╭─ MATERIAL SUPPLIED
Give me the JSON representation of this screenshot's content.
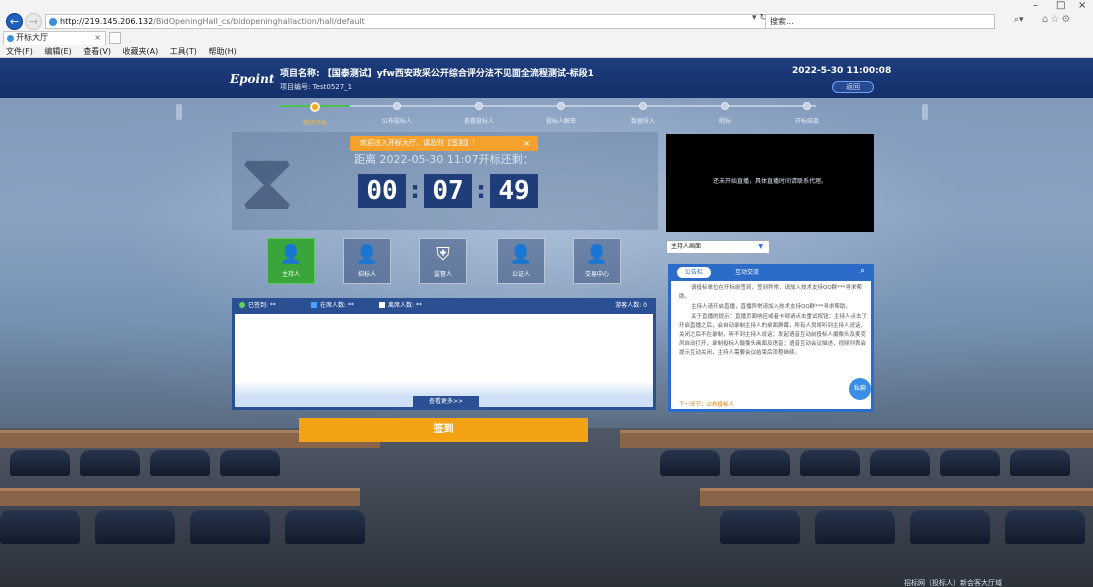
{
  "browser": {
    "url_host": "http://219.145.206.132",
    "url_path": "/BidOpeningHall_cs/bidopeninghallaction/hall/default",
    "search_placeholder": "搜索...",
    "tab_title": "开标大厅",
    "menu": [
      "文件(F)",
      "编辑(E)",
      "查看(V)",
      "收藏夹(A)",
      "工具(T)",
      "帮助(H)"
    ]
  },
  "header": {
    "logo": "Epoint",
    "project_name": "项目名称: 【国泰测试】yfw西安政采公开综合评分法不见面全流程测试-标段1",
    "project_no": "项目编号: Test0527_1",
    "datetime": "2022-5-30   11:00:08",
    "back_label": "返回"
  },
  "steps": [
    {
      "label": "等待开标",
      "active": true
    },
    {
      "label": "公布投标人",
      "active": false
    },
    {
      "label": "查看投标人",
      "active": false
    },
    {
      "label": "投标人解密",
      "active": false
    },
    {
      "label": "数据导入",
      "active": false
    },
    {
      "label": "唱标",
      "active": false
    },
    {
      "label": "开标结束",
      "active": false
    }
  ],
  "countdown": {
    "notice": "欢迎进入开标大厅，请及时【签到】！",
    "notice_close": "×",
    "subtitle": "距离 2022-05-30 11:07开标还剩：",
    "hours": "00",
    "minutes": "07",
    "seconds": "49"
  },
  "live": {
    "message": "还未开始直播，具体直播时间请联系代理。"
  },
  "roles": [
    {
      "label": "主持人",
      "active": true
    },
    {
      "label": "招标人",
      "active": false
    },
    {
      "label": "监督人",
      "active": false
    },
    {
      "label": "公证人",
      "active": false
    },
    {
      "label": "交易中心",
      "active": false
    }
  ],
  "host_select": {
    "value": "主持人画面"
  },
  "signin": {
    "signed": "已签到: **",
    "online": "在席人数: **",
    "offline": "离席人数: **",
    "visitors": "游客人数: 0",
    "more_label": "查看更多>>"
  },
  "chat": {
    "tab_notice": "公告栏",
    "tab_interact": "互动交流",
    "paragraphs": [
      "请投标单位在开标前签到，签到异常，请加入技术支持QQ群***寻求帮助。",
      "主持人请开启直播，直播异常请加入技术支持QQ群***寻求帮助。",
      "关于直播的提示：直播页面响应或者卡顿请点击重试按钮；主持人点击了开启直播之后，会自动录制主持人的桌面屏幕，所有人员将听到主持人说话，关闭之后不在录制，听不到主持人说话；发起语音互动前投标人摄像头及麦克风自动打开，录制投标人摄像头画面及语音；语音互动会议描述，视频列表会提示互动关闭，主持人需要会议结束后流程继续。"
    ],
    "next_step": "下一环节：公布投标人",
    "private_label": "私聊"
  },
  "sign_button": "签到",
  "bottom_tag": "招标网（投标人）新会客大厅域"
}
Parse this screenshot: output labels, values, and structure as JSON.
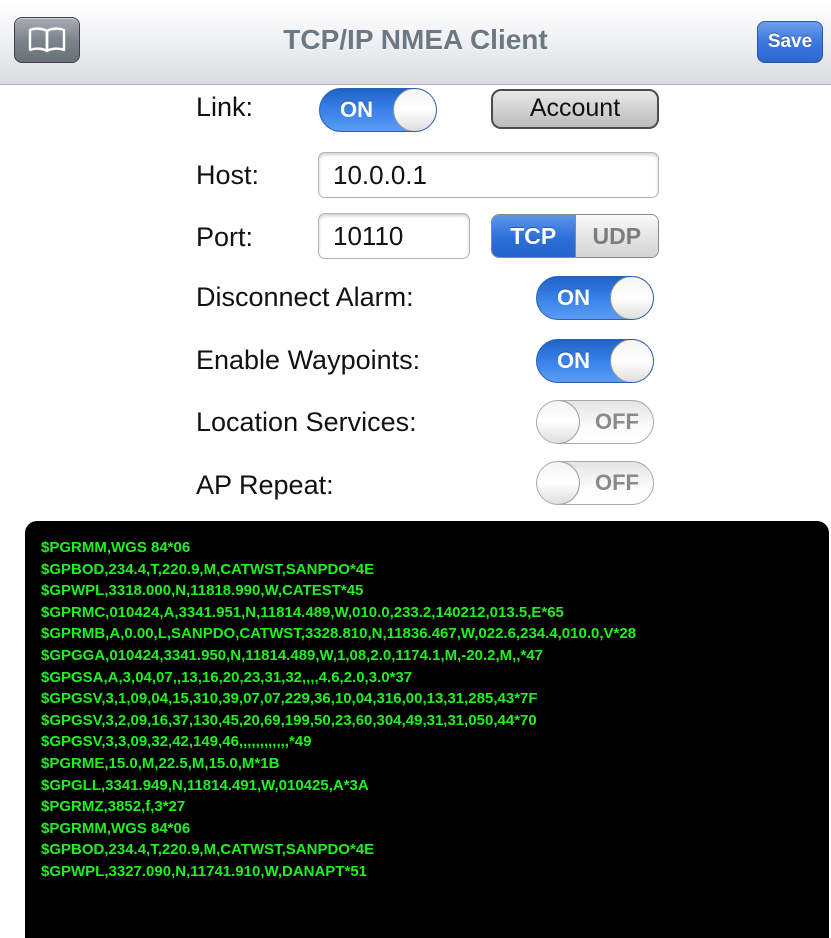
{
  "navbar": {
    "title": "TCP/IP NMEA Client",
    "save_label": "Save",
    "bookmarks_icon": "open-book-icon"
  },
  "form": {
    "link": {
      "label": "Link:",
      "state": "ON"
    },
    "account_label": "Account",
    "host": {
      "label": "Host:",
      "value": "10.0.0.1"
    },
    "port": {
      "label": "Port:",
      "value": "10110"
    },
    "protocol": {
      "options": [
        "TCP",
        "UDP"
      ],
      "selected": "TCP"
    },
    "disconnect_alarm": {
      "label": "Disconnect Alarm:",
      "state": "ON"
    },
    "enable_waypoints": {
      "label": "Enable Waypoints:",
      "state": "ON"
    },
    "location_services": {
      "label": "Location Services:",
      "state": "OFF"
    },
    "ap_repeat": {
      "label": "AP Repeat:",
      "state": "OFF"
    }
  },
  "log": {
    "lines": [
      "$PGRMM,WGS 84*06",
      "$GPBOD,234.4,T,220.9,M,CATWST,SANPDO*4E",
      "$GPWPL,3318.000,N,11818.990,W,CATEST*45",
      "$GPRMC,010424,A,3341.951,N,11814.489,W,010.0,233.2,140212,013.5,E*65",
      "$GPRMB,A,0.00,L,SANPDO,CATWST,3328.810,N,11836.467,W,022.6,234.4,010.0,V*28",
      "$GPGGA,010424,3341.950,N,11814.489,W,1,08,2.0,1174.1,M,-20.2,M,,*47",
      "$GPGSA,A,3,04,07,,13,16,20,23,31,32,,,,4.6,2.0,3.0*37",
      "$GPGSV,3,1,09,04,15,310,39,07,07,229,36,10,04,316,00,13,31,285,43*7F",
      "$GPGSV,3,2,09,16,37,130,45,20,69,199,50,23,60,304,49,31,31,050,44*70",
      "$GPGSV,3,3,09,32,42,149,46,,,,,,,,,,,,*49",
      "$PGRME,15.0,M,22.5,M,15.0,M*1B",
      "$GPGLL,3341.949,N,11814.491,W,010425,A*3A",
      "$PGRMZ,3852,f,3*27",
      "$PGRMM,WGS 84*06",
      "$GPBOD,234.4,T,220.9,M,CATWST,SANPDO*4E",
      "$GPWPL,3327.090,N,11741.910,W,DANAPT*51"
    ],
    "text_color": "#22ee22",
    "background": "#000000"
  },
  "colors": {
    "switch_on": "#3a84ea",
    "nav_title": "#6d7885",
    "save_button": "#3a78e0"
  }
}
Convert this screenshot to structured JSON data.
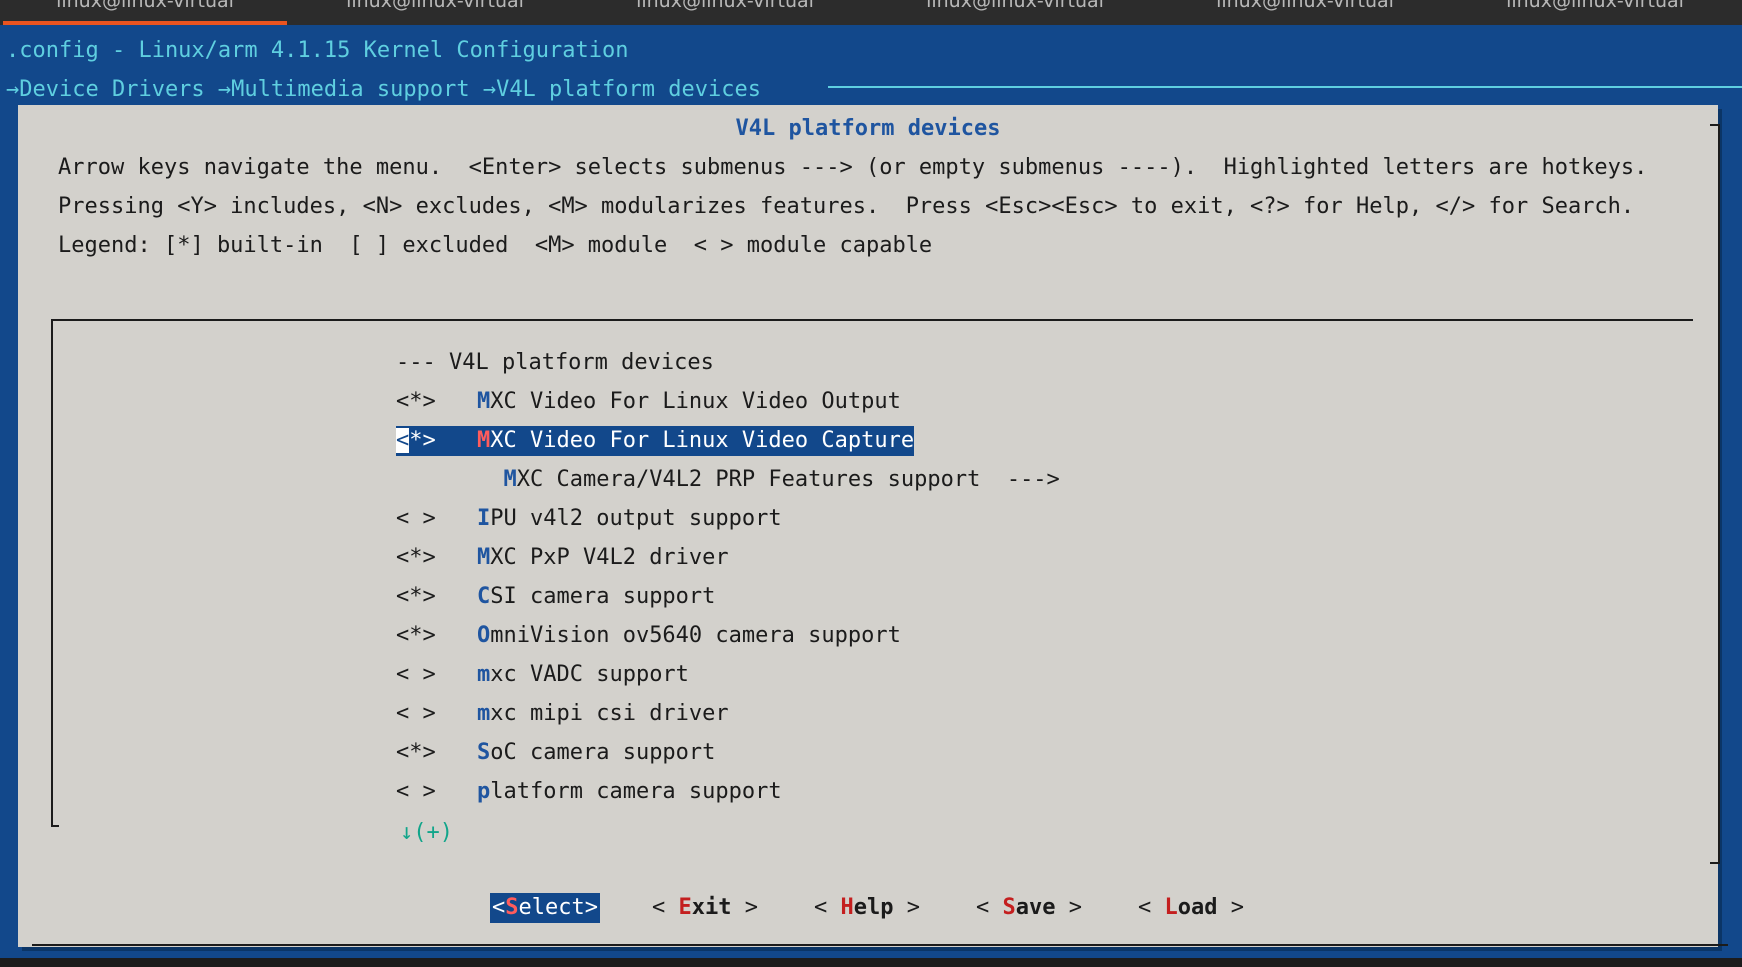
{
  "terminal": {
    "tabs": [
      {
        "label": "linux@linux-virtual"
      },
      {
        "label": "linux@linux-virtual"
      },
      {
        "label": "linux@linux-virtual"
      },
      {
        "label": "linux@linux-virtual"
      },
      {
        "label": "linux@linux-virtual"
      },
      {
        "label": "linux@linux-virtual"
      }
    ],
    "active_tab": 0
  },
  "header": {
    "config_title": ".config - Linux/arm 4.1.15 Kernel Configuration",
    "breadcrumb": "→Device Drivers →Multimedia support →V4L platform devices"
  },
  "dialog": {
    "title": "V4L platform devices",
    "help_lines": [
      "Arrow keys navigate the menu.  <Enter> selects submenus ---> (or empty submenus ----).  Highlighted letters are hotkeys.",
      "Pressing <Y> includes, <N> excludes, <M> modularizes features.  Press <Esc><Esc> to exit, <?> for Help, </> for Search.",
      "Legend: [*] built-in  [ ] excluded  <M> module  < > module capable"
    ],
    "menu": {
      "header": "--- V4L platform devices",
      "items": [
        {
          "prefix": "<*>",
          "hot": "M",
          "rest": "XC Video For Linux Video Output",
          "selected": false
        },
        {
          "prefix": "<*>",
          "hot": "M",
          "rest": "XC Video For Linux Video Capture",
          "selected": true
        },
        {
          "prefix": "",
          "indent": "  ",
          "hot": "M",
          "rest": "XC Camera/V4L2 PRP Features support  --->",
          "selected": false
        },
        {
          "prefix": "< >",
          "hot": "I",
          "rest": "PU v4l2 output support",
          "selected": false
        },
        {
          "prefix": "<*>",
          "hot": "M",
          "rest": "XC PxP V4L2 driver",
          "selected": false
        },
        {
          "prefix": "<*>",
          "hot": "C",
          "rest": "SI camera support",
          "selected": false
        },
        {
          "prefix": "<*>",
          "hot": "O",
          "rest": "mniVision ov5640 camera support",
          "selected": false
        },
        {
          "prefix": "< >",
          "hot": "m",
          "rest": "xc VADC support",
          "selected": false
        },
        {
          "prefix": "< >",
          "hot": "m",
          "rest": "xc mipi csi driver",
          "selected": false
        },
        {
          "prefix": "<*>",
          "hot": "S",
          "rest": "oC camera support",
          "selected": false
        },
        {
          "prefix": "< >",
          "hot": "p",
          "rest": "latform camera support",
          "selected": false
        }
      ],
      "more_indicator": "↓(+)"
    },
    "buttons": [
      {
        "open": "<",
        "hot": "S",
        "rest": "elect",
        "close": ">",
        "selected": true
      },
      {
        "open": "< ",
        "hot": "E",
        "rest": "xit",
        "close": " >",
        "selected": false
      },
      {
        "open": "< ",
        "hot": "H",
        "rest": "elp",
        "close": " >",
        "selected": false
      },
      {
        "open": "< ",
        "hot": "S",
        "rest": "ave",
        "close": " >",
        "selected": false
      },
      {
        "open": "< ",
        "hot": "L",
        "rest": "oad",
        "close": " >",
        "selected": false
      }
    ]
  },
  "colors": {
    "background": "#12488b",
    "dialog": "#d3d1cc",
    "hotkey": "#1f55a0",
    "button_hotkey": "#c41f1f",
    "header_text": "#5fcfe0",
    "tab_accent": "#e95420"
  }
}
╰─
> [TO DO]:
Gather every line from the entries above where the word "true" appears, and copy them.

> [TASK OUTPUT]:
      "active": true
      "active": true
          "selected": true
        "selected": true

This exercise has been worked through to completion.